[Data records for software interfaces]
BEGIN
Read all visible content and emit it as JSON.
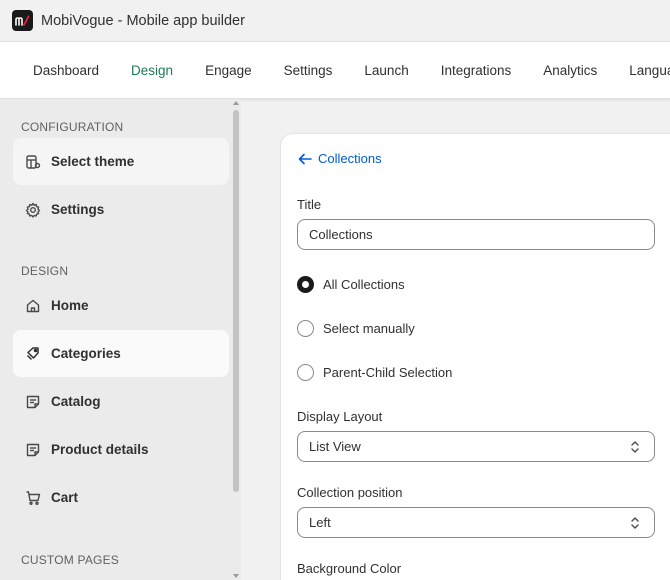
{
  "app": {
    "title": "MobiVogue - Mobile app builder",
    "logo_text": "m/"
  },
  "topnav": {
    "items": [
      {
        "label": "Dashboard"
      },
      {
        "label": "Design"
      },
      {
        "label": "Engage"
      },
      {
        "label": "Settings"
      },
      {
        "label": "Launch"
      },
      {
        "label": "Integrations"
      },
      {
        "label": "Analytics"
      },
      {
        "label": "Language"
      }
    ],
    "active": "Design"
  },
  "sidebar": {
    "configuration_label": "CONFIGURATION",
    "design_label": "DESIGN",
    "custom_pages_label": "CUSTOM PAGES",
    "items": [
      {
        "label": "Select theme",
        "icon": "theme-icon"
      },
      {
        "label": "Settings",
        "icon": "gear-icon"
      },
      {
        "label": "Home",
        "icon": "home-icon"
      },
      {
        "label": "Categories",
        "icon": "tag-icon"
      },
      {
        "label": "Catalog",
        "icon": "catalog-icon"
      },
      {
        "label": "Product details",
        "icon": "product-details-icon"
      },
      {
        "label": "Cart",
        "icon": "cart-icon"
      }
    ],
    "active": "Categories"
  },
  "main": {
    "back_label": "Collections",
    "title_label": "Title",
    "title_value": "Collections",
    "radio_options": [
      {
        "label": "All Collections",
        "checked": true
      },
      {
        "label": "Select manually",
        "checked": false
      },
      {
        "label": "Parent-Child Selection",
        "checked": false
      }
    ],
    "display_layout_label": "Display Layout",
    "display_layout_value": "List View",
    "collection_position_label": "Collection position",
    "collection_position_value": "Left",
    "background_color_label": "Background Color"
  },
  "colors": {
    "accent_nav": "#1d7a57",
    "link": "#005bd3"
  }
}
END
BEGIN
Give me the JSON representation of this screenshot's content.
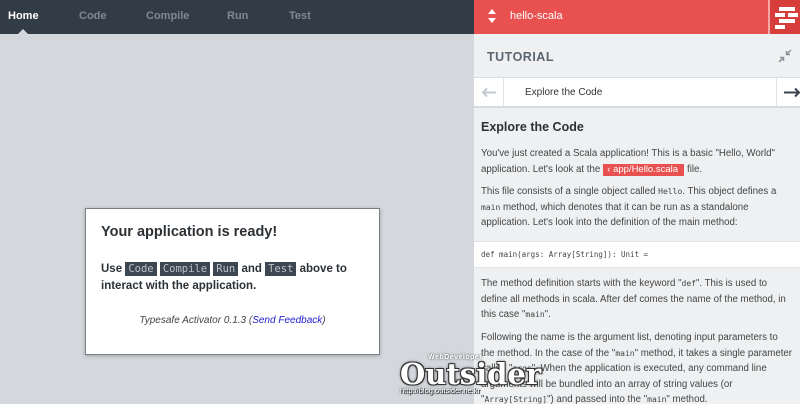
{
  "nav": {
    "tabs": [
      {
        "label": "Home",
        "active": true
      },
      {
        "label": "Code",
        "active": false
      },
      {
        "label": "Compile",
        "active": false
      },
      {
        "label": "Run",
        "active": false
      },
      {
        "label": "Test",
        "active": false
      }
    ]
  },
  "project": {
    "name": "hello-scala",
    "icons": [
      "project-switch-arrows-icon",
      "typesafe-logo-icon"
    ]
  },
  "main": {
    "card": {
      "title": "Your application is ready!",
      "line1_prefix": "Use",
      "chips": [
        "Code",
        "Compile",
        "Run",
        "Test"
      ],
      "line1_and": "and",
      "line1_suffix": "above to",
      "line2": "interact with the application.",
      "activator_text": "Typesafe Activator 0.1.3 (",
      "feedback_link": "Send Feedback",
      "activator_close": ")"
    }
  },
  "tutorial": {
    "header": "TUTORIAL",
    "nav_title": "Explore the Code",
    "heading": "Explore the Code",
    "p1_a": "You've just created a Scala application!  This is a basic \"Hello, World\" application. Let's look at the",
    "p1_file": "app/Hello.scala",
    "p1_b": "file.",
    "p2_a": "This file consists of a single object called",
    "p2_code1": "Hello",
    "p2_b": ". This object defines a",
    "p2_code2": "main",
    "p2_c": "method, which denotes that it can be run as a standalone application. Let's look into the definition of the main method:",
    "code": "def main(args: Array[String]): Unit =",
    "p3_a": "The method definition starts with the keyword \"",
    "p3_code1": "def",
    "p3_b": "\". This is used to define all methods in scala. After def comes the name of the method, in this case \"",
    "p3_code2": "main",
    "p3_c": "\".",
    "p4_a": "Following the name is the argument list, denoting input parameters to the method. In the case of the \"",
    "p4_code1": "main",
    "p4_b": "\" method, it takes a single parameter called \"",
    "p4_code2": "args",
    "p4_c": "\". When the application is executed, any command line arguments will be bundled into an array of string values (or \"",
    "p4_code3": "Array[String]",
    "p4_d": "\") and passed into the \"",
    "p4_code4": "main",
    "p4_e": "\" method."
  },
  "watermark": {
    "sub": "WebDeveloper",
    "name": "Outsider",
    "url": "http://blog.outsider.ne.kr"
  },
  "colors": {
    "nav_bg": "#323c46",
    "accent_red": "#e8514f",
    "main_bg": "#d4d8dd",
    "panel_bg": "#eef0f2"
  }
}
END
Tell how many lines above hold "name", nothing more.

### Result below:
4